I begged our waitress to help me choose. Turns out, the "waitress" is the wife of Dimitri, the owner. Her name is Joy and she is blonde and lovely and knows a buttload about fish. She steered me towards the mussels and the snapper, and I didn't argue because the snapper was a big, pink, delicious looking dude.
"The snapper's the most expensive, though," Joy said.
"Are you kidding? Who cares! I am in Greece, on the waterfront, in a tiny taverna kitchen looking at a gorgeous fish that just came off the boat a few hours ago. And I have a credit card. Bring it on, baby!"
"Okay, I'll throw it on the grill for you," she said. And then she paused and eyeballed me. "Where are you from?"
I told her, and she smiled and winked at me and said, "Do you want me to take the head off before I bring it to the table?"
Joy is a saint. Because even though I love food--the freshest possible food--I don't really want to look it in the eye. I know, I know, it's wimpy and no foodie worth her salt should balk at a fish head, but I was really freaking relieved. Joy laughed. She's Canadian. She said she'd even bone the sucker for us. I want to adopt Joy.
The mussels came out first. My husband and I have a thing about mussels. We had our second date over mussels at a cute French bistro. We ate mussels in many restuaurants during our courtship. We fell in love, probably, while sharing a pot of mussels with a loaf of good bread. Mussels, hubby, and I...we have a history. And when we were married without children, I used to drive to the Whole Foods and make mussels for him at least 3 times a month. We'd open a bottle of wine and slurp down those tender guys and sop sauce with bread and pile the shells onto the table and make eyes at one another...
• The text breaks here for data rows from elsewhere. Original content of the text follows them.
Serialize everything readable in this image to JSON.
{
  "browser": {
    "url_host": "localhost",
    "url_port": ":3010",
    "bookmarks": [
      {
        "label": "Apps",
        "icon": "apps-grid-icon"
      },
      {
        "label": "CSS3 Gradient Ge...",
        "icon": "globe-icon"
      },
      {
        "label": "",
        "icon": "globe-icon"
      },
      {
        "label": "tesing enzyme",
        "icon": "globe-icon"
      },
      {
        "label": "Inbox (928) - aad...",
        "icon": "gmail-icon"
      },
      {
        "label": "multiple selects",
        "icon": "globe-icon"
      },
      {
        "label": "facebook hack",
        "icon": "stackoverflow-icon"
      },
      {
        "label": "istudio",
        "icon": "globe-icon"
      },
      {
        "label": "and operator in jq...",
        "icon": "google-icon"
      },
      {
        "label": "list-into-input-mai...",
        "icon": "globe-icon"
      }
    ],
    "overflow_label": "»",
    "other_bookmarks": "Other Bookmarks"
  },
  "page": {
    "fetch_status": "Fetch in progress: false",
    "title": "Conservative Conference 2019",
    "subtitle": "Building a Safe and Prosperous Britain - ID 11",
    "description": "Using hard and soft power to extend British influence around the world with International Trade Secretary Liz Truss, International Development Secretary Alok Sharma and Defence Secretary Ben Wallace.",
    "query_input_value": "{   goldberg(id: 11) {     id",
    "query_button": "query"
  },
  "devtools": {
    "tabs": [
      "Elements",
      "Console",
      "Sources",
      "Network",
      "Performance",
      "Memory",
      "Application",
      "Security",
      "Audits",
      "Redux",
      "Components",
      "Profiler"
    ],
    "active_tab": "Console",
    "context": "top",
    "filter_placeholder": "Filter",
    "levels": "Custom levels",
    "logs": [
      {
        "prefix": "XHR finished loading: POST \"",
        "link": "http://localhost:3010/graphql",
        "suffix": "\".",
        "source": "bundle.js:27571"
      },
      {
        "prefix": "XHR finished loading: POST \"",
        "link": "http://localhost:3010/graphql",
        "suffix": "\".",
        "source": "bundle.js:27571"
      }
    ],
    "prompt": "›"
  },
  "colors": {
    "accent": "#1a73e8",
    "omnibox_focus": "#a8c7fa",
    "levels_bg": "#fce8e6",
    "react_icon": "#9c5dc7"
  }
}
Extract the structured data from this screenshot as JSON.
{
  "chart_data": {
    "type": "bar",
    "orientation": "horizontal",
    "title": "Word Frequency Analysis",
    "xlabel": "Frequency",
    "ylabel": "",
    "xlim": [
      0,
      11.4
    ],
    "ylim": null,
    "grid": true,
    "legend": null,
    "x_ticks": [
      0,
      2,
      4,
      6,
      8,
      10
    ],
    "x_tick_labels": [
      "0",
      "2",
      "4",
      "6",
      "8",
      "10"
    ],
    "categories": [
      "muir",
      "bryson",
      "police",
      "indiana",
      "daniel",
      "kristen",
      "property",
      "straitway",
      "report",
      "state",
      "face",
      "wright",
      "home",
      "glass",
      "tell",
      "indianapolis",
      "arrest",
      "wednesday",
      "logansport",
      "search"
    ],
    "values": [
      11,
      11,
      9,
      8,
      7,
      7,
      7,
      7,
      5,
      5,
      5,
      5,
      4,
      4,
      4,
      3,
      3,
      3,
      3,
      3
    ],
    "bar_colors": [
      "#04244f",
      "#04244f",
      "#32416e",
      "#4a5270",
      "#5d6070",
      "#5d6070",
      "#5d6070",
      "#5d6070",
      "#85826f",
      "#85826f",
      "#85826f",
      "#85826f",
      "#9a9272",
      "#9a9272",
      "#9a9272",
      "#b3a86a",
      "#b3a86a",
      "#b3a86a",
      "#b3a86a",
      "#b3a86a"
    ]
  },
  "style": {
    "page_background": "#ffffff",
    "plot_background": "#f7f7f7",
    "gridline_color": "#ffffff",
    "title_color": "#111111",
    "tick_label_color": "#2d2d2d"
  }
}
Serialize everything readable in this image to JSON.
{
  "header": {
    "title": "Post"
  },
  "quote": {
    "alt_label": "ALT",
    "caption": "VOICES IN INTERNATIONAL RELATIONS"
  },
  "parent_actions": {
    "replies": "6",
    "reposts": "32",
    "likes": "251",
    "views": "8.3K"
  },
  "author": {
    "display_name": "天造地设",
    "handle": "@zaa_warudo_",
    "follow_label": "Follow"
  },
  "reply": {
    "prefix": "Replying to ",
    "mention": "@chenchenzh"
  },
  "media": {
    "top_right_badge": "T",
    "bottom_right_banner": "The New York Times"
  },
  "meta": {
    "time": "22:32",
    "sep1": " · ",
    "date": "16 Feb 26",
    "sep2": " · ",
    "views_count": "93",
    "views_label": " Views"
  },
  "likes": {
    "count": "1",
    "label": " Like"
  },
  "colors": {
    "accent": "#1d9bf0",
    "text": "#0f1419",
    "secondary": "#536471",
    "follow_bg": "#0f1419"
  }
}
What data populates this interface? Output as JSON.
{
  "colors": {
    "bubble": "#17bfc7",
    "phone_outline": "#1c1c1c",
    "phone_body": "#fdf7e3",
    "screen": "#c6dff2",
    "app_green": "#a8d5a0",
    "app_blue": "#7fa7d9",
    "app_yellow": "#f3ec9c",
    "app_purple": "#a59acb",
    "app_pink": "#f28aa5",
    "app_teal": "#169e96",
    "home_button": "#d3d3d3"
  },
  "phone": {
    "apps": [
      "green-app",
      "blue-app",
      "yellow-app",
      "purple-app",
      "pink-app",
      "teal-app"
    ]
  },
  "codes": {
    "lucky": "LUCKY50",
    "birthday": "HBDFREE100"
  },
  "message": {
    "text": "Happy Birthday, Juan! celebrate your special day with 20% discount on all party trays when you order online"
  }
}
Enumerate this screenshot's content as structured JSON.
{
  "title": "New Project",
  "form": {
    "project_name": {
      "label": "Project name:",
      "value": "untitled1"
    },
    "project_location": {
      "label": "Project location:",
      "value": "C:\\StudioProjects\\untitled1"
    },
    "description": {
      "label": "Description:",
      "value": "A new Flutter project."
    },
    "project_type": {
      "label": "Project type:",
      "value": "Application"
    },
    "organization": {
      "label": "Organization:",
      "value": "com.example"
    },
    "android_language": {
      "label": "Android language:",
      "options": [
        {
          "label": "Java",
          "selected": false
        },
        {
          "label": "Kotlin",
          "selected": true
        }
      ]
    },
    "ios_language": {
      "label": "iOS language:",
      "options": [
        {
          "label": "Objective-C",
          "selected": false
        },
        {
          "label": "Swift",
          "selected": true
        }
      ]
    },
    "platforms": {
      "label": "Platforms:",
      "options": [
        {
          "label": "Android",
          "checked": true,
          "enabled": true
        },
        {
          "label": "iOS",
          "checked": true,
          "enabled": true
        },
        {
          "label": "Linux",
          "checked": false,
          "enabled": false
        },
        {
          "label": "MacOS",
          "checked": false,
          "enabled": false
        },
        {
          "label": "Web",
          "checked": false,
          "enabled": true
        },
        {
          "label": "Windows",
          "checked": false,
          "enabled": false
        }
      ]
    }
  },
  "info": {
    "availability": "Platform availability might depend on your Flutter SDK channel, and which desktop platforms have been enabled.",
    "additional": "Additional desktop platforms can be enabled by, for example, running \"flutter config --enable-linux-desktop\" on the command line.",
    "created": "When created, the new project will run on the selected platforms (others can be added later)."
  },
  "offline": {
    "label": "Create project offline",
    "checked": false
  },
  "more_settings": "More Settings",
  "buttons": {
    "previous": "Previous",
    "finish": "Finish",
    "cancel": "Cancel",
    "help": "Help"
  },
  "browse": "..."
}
Babies killed that little love ritual, lemme tell ya. I don't think I've made mussels for my husband in YEARS. I just can't toodle off to the Whole Foods that's a town away anymore, at least not easily. So we were really delighted to see those mussels, especially while looking at the Santorini coast on a sunny afternoon with a bottle of wine.
These mussels were prepared simply--steamed in wine, garlic, olive oil and shallot with a good fistful of fresh parsley scattered over the top. We attacked them. Seriously, those guys didn't stand a chance with us. We were so hungry and they were so good that we hoovered them down in no time. If I had any shame, I'd have been embarrassed, but I was too happy. So good.
Joy came back to check on us and I chatted her up--a practice I have that my husband finds excruciatingly embarrassing. Salesclerks, grocery baggers, the gardener, some random lady in an elevator--I chat them up. Which is odd because growing up, my mother did the exact same thing and I wanted to die, I was so mortified. I hated it. I bit the inside of my cheek whenever she did it because it was that annoying. And look at me, thirty years later, doing the exact same thing.
Anyways, Joy visited Greece 22 years ago, laid eyes on Dimitri, fell in love, and never went back. Doesn't that just make you swoon, it's so romantic?
Then the snapper, the star of the show came out. He'd been slit open like a book, brushed with olive oil, grilled and served with an olive oil/lemon viniagrette. Joy plopped him down on our table and said,"I'm confiscating your silverware. Fish like this should be eaten with the hands."
She didn't steer us wrong. We could not stop eating it, truly. I honestly think it's my favorite thing that I've ever eaten and hubby agrees. We picked little tender morsels off, popped them into our mouths, sipped wine, tilted our faces up to the sun. I was so happy that I even shared a little fish with the taverna's resident cat, Rosie...even though she's a little fat and Joy told me not to.
Shhhh, our secret. Days like today are too good to keep for yourself.